Being children's brave has two parts: first, acknowledging that their worries and fears are real and upsetting (rather than minimizing them in an attempt to protect them from their own feelings), and second, giving them strong signs of safety. Let them know that you see their fears and you're on their side; that despite how big or scary things feel right now, you've got them and you know that everything will be alright.
While children may feel naturally inclined to withdraw when they are stressed or scared, pulling away from the people and activities they love won't help them in the long run. Support children to stick with activities and social time that usually brings them joy - even if it's harder for them to feel it at this time. Prioritize rest, too, as feeling anxious can use up a lot of physical and emotional energy. If your child is feeling up to a challenge, encourage them to try an activity that they've never done before, like rock climbing, kayaking, or yoga. The triumph of doing something new can help combat feelings of anxiety about things going on in the world that are outside of their control.
While the saying "look for the helpers" is well-known, why stop there when you can be the helpers?

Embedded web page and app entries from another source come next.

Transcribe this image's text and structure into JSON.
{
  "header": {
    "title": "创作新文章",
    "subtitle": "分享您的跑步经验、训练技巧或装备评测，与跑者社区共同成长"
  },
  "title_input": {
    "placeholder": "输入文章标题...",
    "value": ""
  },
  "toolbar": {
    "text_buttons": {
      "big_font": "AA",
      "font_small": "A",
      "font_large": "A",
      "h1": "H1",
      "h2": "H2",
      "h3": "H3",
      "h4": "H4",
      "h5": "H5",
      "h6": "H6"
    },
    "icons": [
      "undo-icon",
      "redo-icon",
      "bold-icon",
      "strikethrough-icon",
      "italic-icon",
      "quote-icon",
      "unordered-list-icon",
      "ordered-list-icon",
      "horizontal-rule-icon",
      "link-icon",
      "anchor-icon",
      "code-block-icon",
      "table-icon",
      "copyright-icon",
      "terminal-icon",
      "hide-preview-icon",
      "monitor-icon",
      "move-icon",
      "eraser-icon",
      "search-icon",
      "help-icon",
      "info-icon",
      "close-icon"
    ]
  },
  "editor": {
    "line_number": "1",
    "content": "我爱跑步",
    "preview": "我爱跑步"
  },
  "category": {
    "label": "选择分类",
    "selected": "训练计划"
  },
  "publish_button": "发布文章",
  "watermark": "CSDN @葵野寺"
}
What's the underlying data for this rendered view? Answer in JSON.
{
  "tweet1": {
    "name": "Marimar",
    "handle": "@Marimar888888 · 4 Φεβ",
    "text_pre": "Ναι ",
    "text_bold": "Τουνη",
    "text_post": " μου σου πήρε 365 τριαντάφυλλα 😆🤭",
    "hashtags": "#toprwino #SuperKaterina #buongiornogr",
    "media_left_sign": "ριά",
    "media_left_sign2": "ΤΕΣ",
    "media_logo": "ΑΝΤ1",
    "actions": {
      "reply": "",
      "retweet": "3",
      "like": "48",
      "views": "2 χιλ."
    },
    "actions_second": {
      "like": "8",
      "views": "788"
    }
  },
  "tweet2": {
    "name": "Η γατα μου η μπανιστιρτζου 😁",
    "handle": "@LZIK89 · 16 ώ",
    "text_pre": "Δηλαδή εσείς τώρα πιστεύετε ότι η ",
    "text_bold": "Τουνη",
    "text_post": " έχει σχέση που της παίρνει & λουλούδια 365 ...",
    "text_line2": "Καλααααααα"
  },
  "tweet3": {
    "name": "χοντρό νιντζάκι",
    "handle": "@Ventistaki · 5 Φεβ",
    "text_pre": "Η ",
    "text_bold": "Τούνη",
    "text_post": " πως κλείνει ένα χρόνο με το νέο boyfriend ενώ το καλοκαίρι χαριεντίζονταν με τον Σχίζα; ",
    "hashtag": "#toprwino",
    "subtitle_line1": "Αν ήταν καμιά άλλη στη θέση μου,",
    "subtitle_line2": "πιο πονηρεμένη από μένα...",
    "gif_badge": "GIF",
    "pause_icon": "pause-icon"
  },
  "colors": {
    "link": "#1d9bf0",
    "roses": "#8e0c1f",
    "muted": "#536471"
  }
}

Action in the face of fear is an excellent way to dial down anxiety, feel empowered, and nurture Compassionate & Kind. Find out what initiatives are running locally to support those affected by conflict or contribute to online fundraisers run through reputable humanitarian organizations and spread the word about them your online networks.
The best way to get a sense of what they are feeling or thinking is through play – notice if there are recurring themes in their play that seem “stuck,” as this can be an indicator of distress. Art is another way to get a sense of what is on their mind – children as young as two may be able to tell you a story about their art, which you can offer to write down for them.
While children this age do not need to know about international conflict, if you feel compelled to talk with them about it, be sure to keep it simple and age-appropriate, such as “Some people in different countries are upset with each other and are fighting about it. [caregiver’s name] keeps you safe and loves you very much.”
For example, you can confirm and reassure with a phrase like: "Yes, there are two countries that are angry at each other who are fighting. Did you know that they are super far away from us?"
"Add in" positive emotions to balance out heavy feelings: psychologist Karen Young suggests adding confidence in the face of uncertainty, and gratitude in the face of sadness.
Correct misperceptions in a warm, loving, and matter-of-fact way, treating them and their opinions with the same respect you would afford to an adult. If they ask questions, keep your explanations simple and age-appropriate, using similar language and tone to what you might use to discuss other challenging questions about life and death.
Lead image from freepik.com